### Data records for software interfaces
○ ○ ○ ○
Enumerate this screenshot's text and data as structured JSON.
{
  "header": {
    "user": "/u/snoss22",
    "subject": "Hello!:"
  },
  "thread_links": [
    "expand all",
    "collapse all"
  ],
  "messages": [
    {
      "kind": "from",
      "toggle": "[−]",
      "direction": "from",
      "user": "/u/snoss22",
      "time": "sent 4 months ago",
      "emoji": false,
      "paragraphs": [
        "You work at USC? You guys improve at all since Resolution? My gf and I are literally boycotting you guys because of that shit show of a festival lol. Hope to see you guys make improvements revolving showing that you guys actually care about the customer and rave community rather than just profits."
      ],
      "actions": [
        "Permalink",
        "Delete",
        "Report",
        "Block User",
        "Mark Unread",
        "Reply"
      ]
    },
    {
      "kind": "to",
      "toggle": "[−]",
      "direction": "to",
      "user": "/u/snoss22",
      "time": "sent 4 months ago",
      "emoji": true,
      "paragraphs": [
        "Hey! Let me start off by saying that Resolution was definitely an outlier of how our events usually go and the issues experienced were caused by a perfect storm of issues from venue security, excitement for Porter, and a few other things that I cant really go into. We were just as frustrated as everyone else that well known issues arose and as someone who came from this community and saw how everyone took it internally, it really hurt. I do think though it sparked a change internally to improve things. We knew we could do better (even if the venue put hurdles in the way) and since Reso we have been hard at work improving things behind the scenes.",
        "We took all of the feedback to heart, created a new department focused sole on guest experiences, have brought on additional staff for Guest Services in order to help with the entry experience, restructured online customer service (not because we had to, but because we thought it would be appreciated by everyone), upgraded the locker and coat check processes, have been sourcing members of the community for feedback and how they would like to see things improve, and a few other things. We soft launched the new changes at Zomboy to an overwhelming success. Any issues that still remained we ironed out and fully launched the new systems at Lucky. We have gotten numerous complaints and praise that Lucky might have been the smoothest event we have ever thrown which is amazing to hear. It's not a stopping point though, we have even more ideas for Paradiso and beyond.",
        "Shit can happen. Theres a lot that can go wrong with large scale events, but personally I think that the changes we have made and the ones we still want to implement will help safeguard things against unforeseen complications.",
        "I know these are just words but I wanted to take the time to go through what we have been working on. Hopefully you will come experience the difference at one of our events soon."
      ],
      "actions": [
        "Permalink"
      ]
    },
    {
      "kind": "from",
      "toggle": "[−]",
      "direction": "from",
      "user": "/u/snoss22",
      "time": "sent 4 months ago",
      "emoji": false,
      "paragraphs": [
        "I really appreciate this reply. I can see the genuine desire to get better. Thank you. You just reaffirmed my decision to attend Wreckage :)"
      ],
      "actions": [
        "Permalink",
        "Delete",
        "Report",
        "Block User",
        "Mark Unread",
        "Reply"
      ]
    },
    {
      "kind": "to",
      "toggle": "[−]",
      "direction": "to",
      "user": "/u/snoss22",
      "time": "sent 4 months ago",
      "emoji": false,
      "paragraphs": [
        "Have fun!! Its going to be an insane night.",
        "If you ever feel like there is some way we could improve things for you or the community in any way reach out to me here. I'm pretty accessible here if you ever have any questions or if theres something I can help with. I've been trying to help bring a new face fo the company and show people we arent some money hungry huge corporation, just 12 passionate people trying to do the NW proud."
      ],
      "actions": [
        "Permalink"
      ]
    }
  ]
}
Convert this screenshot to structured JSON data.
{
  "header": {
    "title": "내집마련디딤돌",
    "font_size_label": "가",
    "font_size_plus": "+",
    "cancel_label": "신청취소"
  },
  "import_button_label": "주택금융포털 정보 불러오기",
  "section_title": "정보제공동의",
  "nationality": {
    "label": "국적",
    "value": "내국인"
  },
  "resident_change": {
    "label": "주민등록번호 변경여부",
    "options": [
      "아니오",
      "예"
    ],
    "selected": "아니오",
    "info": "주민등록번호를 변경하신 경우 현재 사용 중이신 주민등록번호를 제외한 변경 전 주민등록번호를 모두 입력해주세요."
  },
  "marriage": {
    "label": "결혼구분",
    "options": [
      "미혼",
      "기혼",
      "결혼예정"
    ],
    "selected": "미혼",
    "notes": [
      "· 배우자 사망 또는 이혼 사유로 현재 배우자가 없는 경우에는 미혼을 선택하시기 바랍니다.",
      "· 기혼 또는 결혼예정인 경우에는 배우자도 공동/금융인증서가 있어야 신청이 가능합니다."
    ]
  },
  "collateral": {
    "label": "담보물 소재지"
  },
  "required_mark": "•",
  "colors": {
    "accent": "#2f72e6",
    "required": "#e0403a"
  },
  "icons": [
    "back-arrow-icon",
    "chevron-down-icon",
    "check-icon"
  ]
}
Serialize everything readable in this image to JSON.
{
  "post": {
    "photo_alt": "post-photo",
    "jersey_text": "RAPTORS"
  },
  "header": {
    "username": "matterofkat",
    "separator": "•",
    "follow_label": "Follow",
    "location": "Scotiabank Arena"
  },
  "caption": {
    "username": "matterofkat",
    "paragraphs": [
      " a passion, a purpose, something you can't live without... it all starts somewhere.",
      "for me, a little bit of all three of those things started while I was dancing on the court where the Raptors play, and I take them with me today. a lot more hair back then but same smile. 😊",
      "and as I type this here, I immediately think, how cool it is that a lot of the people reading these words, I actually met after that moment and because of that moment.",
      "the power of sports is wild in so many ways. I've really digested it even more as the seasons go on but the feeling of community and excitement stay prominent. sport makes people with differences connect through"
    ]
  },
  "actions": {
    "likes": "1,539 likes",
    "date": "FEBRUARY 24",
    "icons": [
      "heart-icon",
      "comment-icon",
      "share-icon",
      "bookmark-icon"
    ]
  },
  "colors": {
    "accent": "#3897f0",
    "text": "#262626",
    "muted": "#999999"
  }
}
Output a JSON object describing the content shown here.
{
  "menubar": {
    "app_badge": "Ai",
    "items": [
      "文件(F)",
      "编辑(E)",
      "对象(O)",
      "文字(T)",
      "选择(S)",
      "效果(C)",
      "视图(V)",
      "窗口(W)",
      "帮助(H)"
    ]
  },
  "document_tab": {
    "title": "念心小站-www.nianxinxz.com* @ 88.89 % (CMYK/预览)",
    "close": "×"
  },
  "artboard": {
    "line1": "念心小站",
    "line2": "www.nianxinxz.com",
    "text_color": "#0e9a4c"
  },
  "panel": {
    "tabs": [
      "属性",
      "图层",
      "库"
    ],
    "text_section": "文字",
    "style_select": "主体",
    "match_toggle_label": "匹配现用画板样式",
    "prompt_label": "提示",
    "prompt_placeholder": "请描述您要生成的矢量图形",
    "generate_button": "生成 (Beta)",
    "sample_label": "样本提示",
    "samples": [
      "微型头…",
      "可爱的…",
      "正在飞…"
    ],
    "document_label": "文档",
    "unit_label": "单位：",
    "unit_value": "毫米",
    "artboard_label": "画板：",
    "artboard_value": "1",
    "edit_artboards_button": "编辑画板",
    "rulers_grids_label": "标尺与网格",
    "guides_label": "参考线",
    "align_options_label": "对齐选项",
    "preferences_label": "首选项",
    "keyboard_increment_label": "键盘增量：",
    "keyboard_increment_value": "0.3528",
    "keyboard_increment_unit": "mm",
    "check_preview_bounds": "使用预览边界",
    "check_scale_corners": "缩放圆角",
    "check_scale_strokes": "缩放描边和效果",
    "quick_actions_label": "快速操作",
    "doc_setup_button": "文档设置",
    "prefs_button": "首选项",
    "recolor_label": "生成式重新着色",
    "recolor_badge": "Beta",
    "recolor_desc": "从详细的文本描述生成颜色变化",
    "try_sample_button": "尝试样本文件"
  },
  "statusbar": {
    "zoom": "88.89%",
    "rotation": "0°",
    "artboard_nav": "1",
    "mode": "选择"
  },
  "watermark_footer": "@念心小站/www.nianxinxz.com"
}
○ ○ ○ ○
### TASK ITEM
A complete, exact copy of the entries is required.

### TASK OUTPUT
Enumerate this screenshot's text and data as structured JSON.
{
  "header": {
    "user": "/u/snoss22",
    "subject": "Hello!:"
  },
  "thread_links": [
    "expand all",
    "collapse all"
  ],
  "messages": [
    {
      "kind": "from",
      "toggle": "[−]",
      "direction": "from",
      "user": "/u/snoss22",
      "time": "sent 4 months ago",
      "emoji": false,
      "paragraphs": [
        "You work at USC? You guys improve at all since Resolution? My gf and I are literally boycotting you guys because of that shit show of a festival lol. Hope to see you guys make improvements revolving showing that you guys actually care about the customer and rave community rather than just profits."
      ],
      "actions": [
        "Permalink",
        "Delete",
        "Report",
        "Block User",
        "Mark Unread",
        "Reply"
      ]
    },
    {
      "kind": "to",
      "toggle": "[−]",
      "direction": "to",
      "user": "/u/snoss22",
      "time": "sent 4 months ago",
      "emoji": true,
      "paragraphs": [
        "Hey! Let me start off by saying that Resolution was definitely an outlier of how our events usually go and the issues experienced were caused by a perfect storm of issues from venue security, excitement for Porter, and a few other things that I cant really go into. We were just as frustrated as everyone else that well known issues arose and as someone who came from this community and saw how everyone took it internally, it really hurt. I do think though it sparked a change internally to improve things. We knew we could do better (even if the venue put hurdles in the way) and since Reso we have been hard at work improving things behind the scenes.",
        "We took all of the feedback to heart, created a new department focused sole on guest experiences, have brought on additional staff for Guest Services in order to help with the entry experience, restructured online customer service (not because we had to, but because we thought it would be appreciated by everyone), upgraded the locker and coat check processes, have been sourcing members of the community for feedback and how they would like to see things improve, and a few other things. We soft launched the new changes at Zomboy to an overwhelming success. Any issues that still remained we ironed out and fully launched the new systems at Lucky. We have gotten numerous complaints and praise that Lucky might have been the smoothest event we have ever thrown which is amazing to hear. It's not a stopping point though, we have even more ideas for Paradiso and beyond.",
        "Shit can happen. Theres a lot that can go wrong with large scale events, but personally I think that the changes we have made and the ones we still want to implement will help safeguard things against unforeseen complications.",
        "I know these are just words but I wanted to take the time to go through what we have been working on. Hopefully you will come experience the difference at one of our events soon."
      ],
      "actions": [
        "Permalink"
      ]
    },
    {
      "kind": "from",
      "toggle": "[−]",
      "direction": "from",
      "user": "/u/snoss22",
      "time": "sent 4 months ago",
      "emoji": false,
      "paragraphs": [
        "I really appreciate this reply. I can see the genuine desire to get better. Thank you. You just reaffirmed my decision to attend Wreckage :)"
      ],
      "actions": [
        "Permalink",
        "Delete",
        "Report",
        "Block User",
        "Mark Unread",
        "Reply"
      ]
    },
    {
      "kind": "to",
      "toggle": "[−]",
      "direction": "to",
      "user": "/u/snoss22",
      "time": "sent 4 months ago",
      "emoji": false,
      "paragraphs": [
        "Have fun!! Its going to be an insane night.",
        "If you ever feel like there is some way we could improve things for you or the community in any way reach out to me here. I'm pretty accessible here if you ever have any questions or if theres something I can help with. I've been trying to help bring a new face fo the company and show people we arent some money hungry huge corporation, just 12 passionate people trying to do the NW proud."
      ],
      "actions": [
        "Permalink"
      ]
    }
  ]
}
Convert this screenshot to structured JSON data.
{
  "header": {
    "title": "내집마련디딤돌",
    "font_size_label": "가",
    "font_size_plus": "+",
    "cancel_label": "신청취소"
  },
  "import_button_label": "주택금융포털 정보 불러오기",
  "section_title": "정보제공동의",
  "nationality": {
    "label": "국적",
    "value": "내국인"
  },
  "resident_change": {
    "label": "주민등록번호 변경여부",
    "options": [
      "아니오",
      "예"
    ],
    "selected": "아니오",
    "info": "주민등록번호를 변경하신 경우 현재 사용 중이신 주민등록번호를 제외한 변경 전 주민등록번호를 모두 입력해주세요."
  },
  "marriage": {
    "label": "결혼구분",
    "options": [
      "미혼",
      "기혼",
      "결혼예정"
    ],
    "selected": "미혼",
    "notes": [
      "· 배우자 사망 또는 이혼 사유로 현재 배우자가 없는 경우에는 미혼을 선택하시기 바랍니다.",
      "· 기혼 또는 결혼예정인 경우에는 배우자도 공동/금융인증서가 있어야 신청이 가능합니다."
    ]
  },
  "collateral": {
    "label": "담보물 소재지"
  },
  "required_mark": "•",
  "colors": {
    "accent": "#2f72e6",
    "required": "#e0403a"
  },
  "icons": [
    "back-arrow-icon",
    "chevron-down-icon",
    "check-icon"
  ]
}
Serialize everything readable in this image to JSON.
{
  "post": {
    "photo_alt": "post-photo",
    "jersey_text": "RAPTORS"
  },
  "header": {
    "username": "matterofkat",
    "separator": "•",
    "follow_label": "Follow",
    "location": "Scotiabank Arena"
  },
  "caption": {
    "username": "matterofkat",
    "paragraphs": [
      " a passion, a purpose, something you can't live without... it all starts somewhere.",
      "for me, a little bit of all three of those things started while I was dancing on the court where the Raptors play, and I take them with me today. a lot more hair back then but same smile. 😊",
      "and as I type this here, I immediately think, how cool it is that a lot of the people reading these words, I actually met after that moment and because of that moment.",
      "the power of sports is wild in so many ways. I've really digested it even more as the seasons go on but the feeling of community and excitement stay prominent. sport makes people with differences connect through"
    ]
  },
  "actions": {
    "likes": "1,539 likes",
    "date": "FEBRUARY 24",
    "icons": [
      "heart-icon",
      "comment-icon",
      "share-icon",
      "bookmark-icon"
    ]
  },
  "colors": {
    "accent": "#3897f0",
    "text": "#262626",
    "muted": "#999999"
  }
}
Output a JSON object describing the content shown here.
{
  "menubar": {
    "app_badge": "Ai",
    "items": [
      "文件(F)",
      "编辑(E)",
      "对象(O)",
      "文字(T)",
      "选择(S)",
      "效果(C)",
      "视图(V)",
      "窗口(W)",
      "帮助(H)"
    ]
  },
  "document_tab": {
    "title": "念心小站-www.nianxinxz.com* @ 88.89 % (CMYK/预览)",
    "close": "×"
  },
  "artboard": {
    "line1": "念心小站",
    "line2": "www.nianxinxz.com",
    "text_color": "#0e9a4c"
  },
  "panel": {
    "tabs": [
      "属性",
      "图层",
      "库"
    ],
    "text_section": "文字",
    "style_select": "主体",
    "match_toggle_label": "匹配现用画板样式",
    "prompt_label": "提示",
    "prompt_placeholder": "请描述您要生成的矢量图形",
    "generate_button": "生成 (Beta)",
    "sample_label": "样本提示",
    "samples": [
      "微型头…",
      "可爱的…",
      "正在飞…"
    ],
    "document_label": "文档",
    "unit_label": "单位：",
    "unit_value": "毫米",
    "artboard_label": "画板：",
    "artboard_value": "1",
    "edit_artboards_button": "编辑画板",
    "rulers_grids_label": "标尺与网格",
    "guides_label": "参考线",
    "align_options_label": "对齐选项",
    "preferences_label": "首选项",
    "keyboard_increment_label": "键盘增量：",
    "keyboard_increment_value": "0.3528",
    "keyboard_increment_unit": "mm",
    "check_preview_bounds": "使用预览边界",
    "check_scale_corners": "缩放圆角",
    "check_scale_strokes": "缩放描边和效果",
    "quick_actions_label": "快速操作",
    "doc_setup_button": "文档设置",
    "prefs_button": "首选项",
    "recolor_label": "生成式重新着色",
    "recolor_badge": "Beta",
    "recolor_desc": "从详细的文本描述生成颜色变化",
    "try_sample_button": "尝试样本文件"
  },
  "statusbar": {
    "zoom": "88.89%",
    "rotation": "0°",
    "artboard_nav": "1",
    "mode": "选择"
  },
  "watermark_footer": "@念心小站/www.nianxinxz.com"
}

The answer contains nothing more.